The structure subsequently fell into the hands of a failed developer, becoming a blight on the downtown area, next to two community schools, and was facing a tax deed auction. In 2017 the Atascadero Printery Foundation won a nail-biting round of bidding against another party in the tax auction, claiming the 19,000 square foot building on over an acre of land for $300,000.

With the fate of the historic site finally secure, the Foundation began the daunting task to reclaim, rehabilitate, and repurpose the building and grounds. The 2003 San Simeon Earthquake left the unreinforced masonry building badly damaged, making the Foundation’s first task to stabilize the structure by installing temporary shoring to prevent the east and west walls shearing from the building.

This past summer, with the help of many skilled volunteers, seismic shoring was installed in the former converted swimming pool room of the Printery building. This room originally housed the large rotogravure presses that printed publications going to millions of readers from 1916 through 1924. The shoring work was completed at a cost of less than $8000 in materials.

Thanks to using experienced volunteers, installation required no labor expenses aside from the creation of engineering plans. Under the direction of engineer, Jillian van Enckevort of FTF Engineering Inc., architect, Greg Ravatt of Ravatt, Albrecht & Associates Inc., contractor Ryan Allen of Allen Builders, with retired contractor Jim Dewing leading the volunteer work crews, the shoring posts were installed.

The next phase of seismic shoring will place even taller wood columns in the old gymnasium space, with estimated costs under $10,000 in materials. Once complete, the stabilization will enable the demolition of the damaged non-historic karate studio addition from the 1970’s. If left in place, this addition could cause further damage to the building’s structure by pulling down the historic walls as the studio itself crumbles.

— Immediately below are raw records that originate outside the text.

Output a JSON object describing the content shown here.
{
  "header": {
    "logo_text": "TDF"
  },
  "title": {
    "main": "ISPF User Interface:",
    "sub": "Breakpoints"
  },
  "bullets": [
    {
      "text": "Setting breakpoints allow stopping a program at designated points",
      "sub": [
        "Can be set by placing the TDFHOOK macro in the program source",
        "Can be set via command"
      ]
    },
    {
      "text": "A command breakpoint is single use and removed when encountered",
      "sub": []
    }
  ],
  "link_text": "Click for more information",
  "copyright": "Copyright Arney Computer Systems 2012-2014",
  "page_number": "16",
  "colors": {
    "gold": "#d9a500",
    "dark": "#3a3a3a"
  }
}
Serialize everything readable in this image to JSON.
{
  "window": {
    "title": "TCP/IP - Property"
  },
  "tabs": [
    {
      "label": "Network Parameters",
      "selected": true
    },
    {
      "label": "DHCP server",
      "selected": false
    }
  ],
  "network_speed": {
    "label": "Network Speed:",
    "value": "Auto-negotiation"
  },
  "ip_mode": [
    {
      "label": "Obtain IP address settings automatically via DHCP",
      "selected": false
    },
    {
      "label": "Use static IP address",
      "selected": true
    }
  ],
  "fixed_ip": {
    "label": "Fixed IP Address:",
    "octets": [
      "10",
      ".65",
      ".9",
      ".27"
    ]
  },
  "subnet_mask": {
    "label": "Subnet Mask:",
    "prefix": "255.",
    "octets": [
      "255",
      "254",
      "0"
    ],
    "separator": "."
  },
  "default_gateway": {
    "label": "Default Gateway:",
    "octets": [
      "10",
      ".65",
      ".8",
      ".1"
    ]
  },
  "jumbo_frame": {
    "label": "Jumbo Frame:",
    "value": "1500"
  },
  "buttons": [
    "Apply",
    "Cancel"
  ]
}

The Atascadero Printery Foundation has reclaimed the structure, with the task to rehabilitate well underway. The Foundation has developed a fundraising strategy to support those efforts. Foundation president, Karen McNamara, is asked almost every day, “How is it going? When will it be done?” She replies, “It will be done when funds allow.” McNamara believes completion could be within a two-year period if funds existed today.

The Atascadero Printery Foundation is seeking funds to continue the rehabilitation of the site, with multiple opportunities to donate. Click here to read more.

Once the mortgage is satisfied, the Foundation will apply for grants and other funding mechanisms that require their funds not go towards capital expenditures. The Atascadero Printery Foundation participates at every community event, creating a presence and spreading the vision of what the repurposed Printery will provide the community in the future.

Together with Atascadero Performing Arts Center Committee, the Atascadero Printery Foundation has the opportunity to fulfill E.G Lewis’ vision for the City and community, creating a site for the arts, relational programs for all ages, affordable space for community groups, a draw to the community, including local businesses, and the opportunity to touch every life, especially those most in need of support, such as youth and seniors.

The possibilities of the Printery, serving as a common venue for the arts, fostering involvement and offering the ability for creativity and expression in the community is an exciting and fulfilling vision, becoming a clearer reality each day.

Rendering video courtesy RAArchitectsEngineers.com

About the Author

Nona Grancell lives in Atascadero, California with her husband, Norin, and cat, Alice. Nona enjoys fishing, traveling, sculpting in clay, writing and activities involving her eight grandchildren. She is completing the final touches on the first phase of her memoirs, "Knowing When," which she anticipates publishing in the near future. Nona has published in “Twenty-Minute Stories and Poems” Volumes l and ll.